Co-authored by Brian Gross
As a defense attorney, one of the most common allegations my product liability clients face is a claim that the company “failed to warn” the end user of a potential defect in its product. With the Christmas season upon us, and due to the fact that so many of the products we purchase for our friends and family contain a wide variety of warning labels to avoid such a lawsuit, I felt it prudent to address this rather important issue in this week’s blog installment.
A warning is a statement which is meant to make someone aware of a potential danger associated with a particular product or action. A manufacturer must provide a warning when the product has a danger that cannot be removed. Generally, however, a manufacturer is not required to provide a warning for dangers which are obvious and understood. Despite that fact, due to the increase in product liability lawsuits over the past few years, manufacturers are taking care to add warnings that may seem a little outrageous – even downright laughable – to their products to avoid ending up in litigation for “failure to warn.” Some of these over-the-top warnings include:
Label: May cause drowsiness.
Product: Nytol sleeping pills.
Label: Do not use while sleeping.
Product: Vidal Sassoon hair dryer.
Label: This product is not intended for use as a dental drill.
Product: Dremel Multipro’s rotary tools.
Label: This product moves when used.
Product: Razor scooter.
Why are manufacturers taking such steps to warn the consumer of the such obvious dangers or potential dangers associated with such obvious misuse of their products? Much of it has to do with the plaintiff’s bar and the endless supply of consumers willing to sue. Even “questionable” product liability cases can lead to costly legal fees and damages. Bloomberg recently analyzed the 50 largest jury verdicts over the past few years. In 2010 alone, 15 verdicts involving “failure to warn” claims topped $25 million (up 7 from the previous year). In fact, juries in the five largest product liability cases awarded damages of $1.1 billion, a substantial increase from previous years. Several factors can be attributed to this increase in damages awarded by jurors, such as:
- The public’s view of “Big Business” and its failure to protect Joe Consumer (think BP oil spill and the recent massive Toyota automobile recall).

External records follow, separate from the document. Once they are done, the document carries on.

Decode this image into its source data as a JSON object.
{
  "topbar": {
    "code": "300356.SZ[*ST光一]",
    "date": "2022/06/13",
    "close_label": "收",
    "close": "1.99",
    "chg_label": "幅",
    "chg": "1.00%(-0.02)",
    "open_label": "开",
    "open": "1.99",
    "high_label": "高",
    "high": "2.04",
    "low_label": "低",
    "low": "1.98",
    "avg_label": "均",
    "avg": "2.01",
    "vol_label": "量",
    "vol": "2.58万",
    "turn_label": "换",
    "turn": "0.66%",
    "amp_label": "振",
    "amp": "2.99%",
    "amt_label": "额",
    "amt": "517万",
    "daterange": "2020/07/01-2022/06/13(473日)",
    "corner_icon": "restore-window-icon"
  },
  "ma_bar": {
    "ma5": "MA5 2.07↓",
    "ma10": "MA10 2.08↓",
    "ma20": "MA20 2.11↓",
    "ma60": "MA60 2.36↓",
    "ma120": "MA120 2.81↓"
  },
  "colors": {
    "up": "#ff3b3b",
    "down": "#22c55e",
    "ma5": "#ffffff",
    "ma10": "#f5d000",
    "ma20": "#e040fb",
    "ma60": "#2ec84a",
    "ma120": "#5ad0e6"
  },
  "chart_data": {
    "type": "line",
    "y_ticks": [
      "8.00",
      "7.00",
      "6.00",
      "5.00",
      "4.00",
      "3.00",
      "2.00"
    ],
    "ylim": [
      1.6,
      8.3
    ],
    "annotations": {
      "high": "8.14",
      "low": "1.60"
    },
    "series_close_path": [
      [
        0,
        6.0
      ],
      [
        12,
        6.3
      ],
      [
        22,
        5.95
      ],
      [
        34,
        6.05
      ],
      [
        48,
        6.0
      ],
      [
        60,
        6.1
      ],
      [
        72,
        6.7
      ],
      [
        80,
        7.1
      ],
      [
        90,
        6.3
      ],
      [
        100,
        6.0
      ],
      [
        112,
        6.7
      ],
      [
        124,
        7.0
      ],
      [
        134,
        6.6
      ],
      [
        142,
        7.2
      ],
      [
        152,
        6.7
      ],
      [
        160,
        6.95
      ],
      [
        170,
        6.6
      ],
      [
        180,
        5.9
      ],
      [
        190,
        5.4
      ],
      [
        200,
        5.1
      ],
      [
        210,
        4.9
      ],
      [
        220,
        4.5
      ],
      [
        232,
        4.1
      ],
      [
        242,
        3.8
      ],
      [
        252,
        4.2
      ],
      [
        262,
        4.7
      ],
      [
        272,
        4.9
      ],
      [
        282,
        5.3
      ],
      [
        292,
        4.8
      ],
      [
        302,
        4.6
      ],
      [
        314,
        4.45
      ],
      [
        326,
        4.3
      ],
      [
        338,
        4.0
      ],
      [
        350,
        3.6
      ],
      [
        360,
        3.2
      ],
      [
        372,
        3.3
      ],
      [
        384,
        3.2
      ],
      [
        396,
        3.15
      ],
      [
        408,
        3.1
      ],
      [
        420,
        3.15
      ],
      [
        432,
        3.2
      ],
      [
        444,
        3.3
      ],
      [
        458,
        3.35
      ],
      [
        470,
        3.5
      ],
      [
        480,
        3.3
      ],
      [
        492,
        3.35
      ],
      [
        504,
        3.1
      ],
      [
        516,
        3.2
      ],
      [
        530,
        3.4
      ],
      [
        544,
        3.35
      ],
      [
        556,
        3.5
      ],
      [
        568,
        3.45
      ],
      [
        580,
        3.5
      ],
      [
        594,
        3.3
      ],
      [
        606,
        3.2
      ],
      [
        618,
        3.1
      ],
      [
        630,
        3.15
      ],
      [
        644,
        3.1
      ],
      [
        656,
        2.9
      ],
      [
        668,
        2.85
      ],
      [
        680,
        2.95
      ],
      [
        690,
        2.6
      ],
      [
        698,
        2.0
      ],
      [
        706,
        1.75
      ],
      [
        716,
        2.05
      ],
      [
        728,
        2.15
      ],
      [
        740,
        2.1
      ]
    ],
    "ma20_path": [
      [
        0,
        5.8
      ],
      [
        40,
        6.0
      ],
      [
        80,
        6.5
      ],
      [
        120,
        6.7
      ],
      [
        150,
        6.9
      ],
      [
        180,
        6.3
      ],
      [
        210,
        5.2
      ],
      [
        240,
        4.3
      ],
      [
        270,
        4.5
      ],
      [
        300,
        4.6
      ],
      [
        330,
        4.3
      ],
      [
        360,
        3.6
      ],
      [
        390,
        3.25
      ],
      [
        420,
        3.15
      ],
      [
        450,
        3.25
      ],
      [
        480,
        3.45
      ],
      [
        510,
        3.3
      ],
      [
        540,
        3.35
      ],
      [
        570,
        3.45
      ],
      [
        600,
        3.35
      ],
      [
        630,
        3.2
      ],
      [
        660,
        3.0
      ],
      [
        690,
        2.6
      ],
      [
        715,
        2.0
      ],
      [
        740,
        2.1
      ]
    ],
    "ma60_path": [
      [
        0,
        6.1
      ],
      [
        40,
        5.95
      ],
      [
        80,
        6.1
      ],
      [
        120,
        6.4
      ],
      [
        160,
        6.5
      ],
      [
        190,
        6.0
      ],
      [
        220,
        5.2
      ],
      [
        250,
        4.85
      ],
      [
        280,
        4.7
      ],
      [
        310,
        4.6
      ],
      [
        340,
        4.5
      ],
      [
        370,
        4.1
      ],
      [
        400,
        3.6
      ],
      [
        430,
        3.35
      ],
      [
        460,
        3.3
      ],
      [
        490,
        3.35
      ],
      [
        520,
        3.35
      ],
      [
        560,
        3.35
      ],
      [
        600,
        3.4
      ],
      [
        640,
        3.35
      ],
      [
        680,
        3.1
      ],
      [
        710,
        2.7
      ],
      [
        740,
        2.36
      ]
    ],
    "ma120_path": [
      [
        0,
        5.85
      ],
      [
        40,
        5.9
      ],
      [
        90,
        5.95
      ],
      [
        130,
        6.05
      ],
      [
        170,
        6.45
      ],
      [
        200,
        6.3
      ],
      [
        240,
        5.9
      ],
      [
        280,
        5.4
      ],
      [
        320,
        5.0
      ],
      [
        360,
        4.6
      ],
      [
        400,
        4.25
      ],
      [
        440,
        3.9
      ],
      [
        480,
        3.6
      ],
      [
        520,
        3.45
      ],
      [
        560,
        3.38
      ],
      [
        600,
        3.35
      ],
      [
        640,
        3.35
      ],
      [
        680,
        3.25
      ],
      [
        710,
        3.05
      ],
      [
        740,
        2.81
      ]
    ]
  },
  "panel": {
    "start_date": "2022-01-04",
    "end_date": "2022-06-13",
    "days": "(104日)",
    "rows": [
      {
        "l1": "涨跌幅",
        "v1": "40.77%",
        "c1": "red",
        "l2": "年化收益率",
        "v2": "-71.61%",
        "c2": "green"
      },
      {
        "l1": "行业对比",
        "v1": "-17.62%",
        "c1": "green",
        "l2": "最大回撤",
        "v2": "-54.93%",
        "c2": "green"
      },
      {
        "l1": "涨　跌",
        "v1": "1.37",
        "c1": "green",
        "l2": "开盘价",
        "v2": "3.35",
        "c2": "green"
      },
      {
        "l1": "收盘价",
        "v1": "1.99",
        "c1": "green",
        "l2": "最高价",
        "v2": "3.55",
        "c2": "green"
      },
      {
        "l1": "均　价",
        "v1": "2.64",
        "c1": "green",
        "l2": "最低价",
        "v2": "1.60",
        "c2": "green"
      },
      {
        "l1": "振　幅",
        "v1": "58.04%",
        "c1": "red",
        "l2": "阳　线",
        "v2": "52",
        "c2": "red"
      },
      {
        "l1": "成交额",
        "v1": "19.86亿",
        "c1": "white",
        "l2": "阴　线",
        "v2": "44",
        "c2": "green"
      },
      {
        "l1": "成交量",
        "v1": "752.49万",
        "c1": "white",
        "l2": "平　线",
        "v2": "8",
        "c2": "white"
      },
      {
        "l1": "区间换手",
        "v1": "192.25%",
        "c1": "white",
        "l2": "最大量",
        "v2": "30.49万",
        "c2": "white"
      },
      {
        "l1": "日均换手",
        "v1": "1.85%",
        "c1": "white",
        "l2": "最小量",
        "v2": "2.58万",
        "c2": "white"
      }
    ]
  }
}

- High unemployment rates.
- Instability of the stock market.
- America’s stagnant real estate sales.
- America’s struggling banking industry.